__INPUT RECORDS__
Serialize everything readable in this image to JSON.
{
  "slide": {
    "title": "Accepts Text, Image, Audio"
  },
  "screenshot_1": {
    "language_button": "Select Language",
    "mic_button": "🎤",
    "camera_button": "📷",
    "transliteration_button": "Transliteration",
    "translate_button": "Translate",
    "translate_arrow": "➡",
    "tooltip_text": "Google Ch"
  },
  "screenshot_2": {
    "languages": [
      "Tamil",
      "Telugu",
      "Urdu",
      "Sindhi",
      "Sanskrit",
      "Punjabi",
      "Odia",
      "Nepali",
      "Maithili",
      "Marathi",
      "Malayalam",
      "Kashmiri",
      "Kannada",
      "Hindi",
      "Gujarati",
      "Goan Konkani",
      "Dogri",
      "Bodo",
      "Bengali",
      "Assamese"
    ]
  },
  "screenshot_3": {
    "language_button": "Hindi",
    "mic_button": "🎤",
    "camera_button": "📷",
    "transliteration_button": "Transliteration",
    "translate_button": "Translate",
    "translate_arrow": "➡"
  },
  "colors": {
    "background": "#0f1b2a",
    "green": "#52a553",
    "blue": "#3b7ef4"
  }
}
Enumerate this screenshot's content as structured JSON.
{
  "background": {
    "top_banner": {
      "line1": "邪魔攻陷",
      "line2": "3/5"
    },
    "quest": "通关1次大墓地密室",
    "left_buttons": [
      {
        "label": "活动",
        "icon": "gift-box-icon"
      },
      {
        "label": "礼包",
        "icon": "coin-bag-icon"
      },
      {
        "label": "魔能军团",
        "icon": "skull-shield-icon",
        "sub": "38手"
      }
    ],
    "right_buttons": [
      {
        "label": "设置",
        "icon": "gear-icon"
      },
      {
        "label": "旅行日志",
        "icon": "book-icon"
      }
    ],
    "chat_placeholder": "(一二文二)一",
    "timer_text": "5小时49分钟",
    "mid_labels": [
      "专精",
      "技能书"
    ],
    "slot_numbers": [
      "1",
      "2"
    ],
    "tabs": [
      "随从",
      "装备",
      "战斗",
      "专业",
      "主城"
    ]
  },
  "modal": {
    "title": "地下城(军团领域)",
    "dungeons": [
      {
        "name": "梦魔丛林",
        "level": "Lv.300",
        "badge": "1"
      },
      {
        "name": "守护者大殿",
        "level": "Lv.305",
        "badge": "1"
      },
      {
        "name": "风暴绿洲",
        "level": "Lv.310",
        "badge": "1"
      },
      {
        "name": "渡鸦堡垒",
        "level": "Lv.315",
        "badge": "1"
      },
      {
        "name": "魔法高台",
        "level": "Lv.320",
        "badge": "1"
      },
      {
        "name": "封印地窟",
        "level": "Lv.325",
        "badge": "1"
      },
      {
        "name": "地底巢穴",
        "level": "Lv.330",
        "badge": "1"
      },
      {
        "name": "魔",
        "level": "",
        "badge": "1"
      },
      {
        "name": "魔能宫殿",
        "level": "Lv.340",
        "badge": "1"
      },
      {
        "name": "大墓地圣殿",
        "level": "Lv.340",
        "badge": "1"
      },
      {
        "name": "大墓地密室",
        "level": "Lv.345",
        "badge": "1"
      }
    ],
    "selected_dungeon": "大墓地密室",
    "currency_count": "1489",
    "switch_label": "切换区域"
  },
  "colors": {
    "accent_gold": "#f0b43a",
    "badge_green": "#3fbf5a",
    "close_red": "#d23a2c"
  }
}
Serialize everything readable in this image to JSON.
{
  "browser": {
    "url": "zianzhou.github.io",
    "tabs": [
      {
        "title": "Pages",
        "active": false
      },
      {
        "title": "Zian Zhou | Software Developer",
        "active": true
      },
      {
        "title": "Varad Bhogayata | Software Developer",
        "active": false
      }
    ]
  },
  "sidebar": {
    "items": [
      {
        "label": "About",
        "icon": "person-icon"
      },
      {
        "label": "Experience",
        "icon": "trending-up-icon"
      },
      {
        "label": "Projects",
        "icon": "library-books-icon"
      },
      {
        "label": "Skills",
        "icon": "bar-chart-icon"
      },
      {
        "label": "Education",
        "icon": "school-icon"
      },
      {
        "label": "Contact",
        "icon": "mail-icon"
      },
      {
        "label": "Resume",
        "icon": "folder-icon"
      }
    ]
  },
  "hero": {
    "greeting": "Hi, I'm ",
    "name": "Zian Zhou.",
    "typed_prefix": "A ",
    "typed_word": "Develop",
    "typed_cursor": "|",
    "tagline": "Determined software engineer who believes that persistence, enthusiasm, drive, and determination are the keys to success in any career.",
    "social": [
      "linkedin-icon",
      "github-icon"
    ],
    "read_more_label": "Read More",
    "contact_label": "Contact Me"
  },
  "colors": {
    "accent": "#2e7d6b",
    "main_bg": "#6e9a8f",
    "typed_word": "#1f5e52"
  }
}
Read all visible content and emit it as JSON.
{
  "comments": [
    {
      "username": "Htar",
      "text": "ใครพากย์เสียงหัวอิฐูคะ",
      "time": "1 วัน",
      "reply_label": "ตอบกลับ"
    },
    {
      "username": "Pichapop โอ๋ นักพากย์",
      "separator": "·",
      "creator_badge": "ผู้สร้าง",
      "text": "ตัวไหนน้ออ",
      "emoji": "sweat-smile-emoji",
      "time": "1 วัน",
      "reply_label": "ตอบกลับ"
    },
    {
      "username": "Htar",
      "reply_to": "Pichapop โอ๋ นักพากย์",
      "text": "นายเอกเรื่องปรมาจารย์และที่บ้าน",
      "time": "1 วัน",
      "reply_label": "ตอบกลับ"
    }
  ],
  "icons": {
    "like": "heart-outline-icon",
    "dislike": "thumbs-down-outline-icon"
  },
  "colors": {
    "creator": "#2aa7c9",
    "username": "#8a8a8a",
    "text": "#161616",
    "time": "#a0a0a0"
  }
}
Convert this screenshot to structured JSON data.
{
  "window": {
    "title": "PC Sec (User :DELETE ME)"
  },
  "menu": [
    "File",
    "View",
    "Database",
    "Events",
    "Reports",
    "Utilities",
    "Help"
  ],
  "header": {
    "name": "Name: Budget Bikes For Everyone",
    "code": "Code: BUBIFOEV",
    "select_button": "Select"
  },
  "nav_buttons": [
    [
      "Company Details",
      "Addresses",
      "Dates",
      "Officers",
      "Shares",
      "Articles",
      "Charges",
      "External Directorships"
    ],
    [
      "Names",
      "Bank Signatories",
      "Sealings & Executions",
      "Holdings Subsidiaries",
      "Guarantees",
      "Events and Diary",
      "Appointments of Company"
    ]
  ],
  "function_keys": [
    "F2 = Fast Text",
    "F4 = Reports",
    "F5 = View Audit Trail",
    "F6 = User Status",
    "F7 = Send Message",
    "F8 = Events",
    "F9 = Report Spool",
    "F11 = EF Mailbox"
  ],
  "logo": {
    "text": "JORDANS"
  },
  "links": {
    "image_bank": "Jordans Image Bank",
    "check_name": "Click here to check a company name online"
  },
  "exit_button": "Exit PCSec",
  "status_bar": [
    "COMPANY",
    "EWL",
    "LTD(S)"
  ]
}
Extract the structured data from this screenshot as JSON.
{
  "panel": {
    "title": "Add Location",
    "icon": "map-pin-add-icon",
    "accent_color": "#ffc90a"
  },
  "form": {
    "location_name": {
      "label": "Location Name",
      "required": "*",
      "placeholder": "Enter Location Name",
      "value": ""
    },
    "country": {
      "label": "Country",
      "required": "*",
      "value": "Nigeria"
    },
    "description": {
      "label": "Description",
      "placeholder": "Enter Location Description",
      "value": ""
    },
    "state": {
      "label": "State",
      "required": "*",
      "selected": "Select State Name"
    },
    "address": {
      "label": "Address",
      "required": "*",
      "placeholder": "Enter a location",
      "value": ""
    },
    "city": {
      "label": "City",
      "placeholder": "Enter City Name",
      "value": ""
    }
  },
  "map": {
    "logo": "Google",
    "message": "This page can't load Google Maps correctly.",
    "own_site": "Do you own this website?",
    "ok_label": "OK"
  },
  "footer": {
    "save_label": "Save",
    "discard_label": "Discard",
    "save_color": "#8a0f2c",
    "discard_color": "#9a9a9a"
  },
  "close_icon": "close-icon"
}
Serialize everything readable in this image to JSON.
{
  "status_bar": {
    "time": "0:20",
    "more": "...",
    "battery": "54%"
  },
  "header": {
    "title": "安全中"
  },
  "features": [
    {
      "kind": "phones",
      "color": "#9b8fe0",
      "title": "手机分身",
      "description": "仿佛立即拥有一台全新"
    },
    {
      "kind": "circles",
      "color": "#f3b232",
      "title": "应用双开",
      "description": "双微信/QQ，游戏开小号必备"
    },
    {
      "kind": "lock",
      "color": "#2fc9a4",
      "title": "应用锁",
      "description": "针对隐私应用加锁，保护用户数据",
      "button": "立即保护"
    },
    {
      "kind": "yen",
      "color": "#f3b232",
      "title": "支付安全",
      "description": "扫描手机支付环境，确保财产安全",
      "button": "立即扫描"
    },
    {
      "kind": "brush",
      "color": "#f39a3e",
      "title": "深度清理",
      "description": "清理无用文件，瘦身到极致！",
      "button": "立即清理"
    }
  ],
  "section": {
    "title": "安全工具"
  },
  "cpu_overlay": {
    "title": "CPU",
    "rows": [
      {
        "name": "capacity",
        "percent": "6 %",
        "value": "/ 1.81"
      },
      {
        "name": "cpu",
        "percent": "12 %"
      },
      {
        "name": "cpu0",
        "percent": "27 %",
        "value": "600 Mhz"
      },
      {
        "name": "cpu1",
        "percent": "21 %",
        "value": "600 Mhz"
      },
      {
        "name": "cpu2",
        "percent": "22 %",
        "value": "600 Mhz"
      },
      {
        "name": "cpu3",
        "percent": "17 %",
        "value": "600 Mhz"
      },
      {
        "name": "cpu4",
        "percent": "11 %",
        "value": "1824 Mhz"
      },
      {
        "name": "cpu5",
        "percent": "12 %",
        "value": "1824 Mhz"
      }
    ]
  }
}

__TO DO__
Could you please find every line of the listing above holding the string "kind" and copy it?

__RESPONSE BOX__
      "kind": "phones",
      "kind": "circles",
      "kind": "lock",
      "kind": "yen",
      "kind": "brush",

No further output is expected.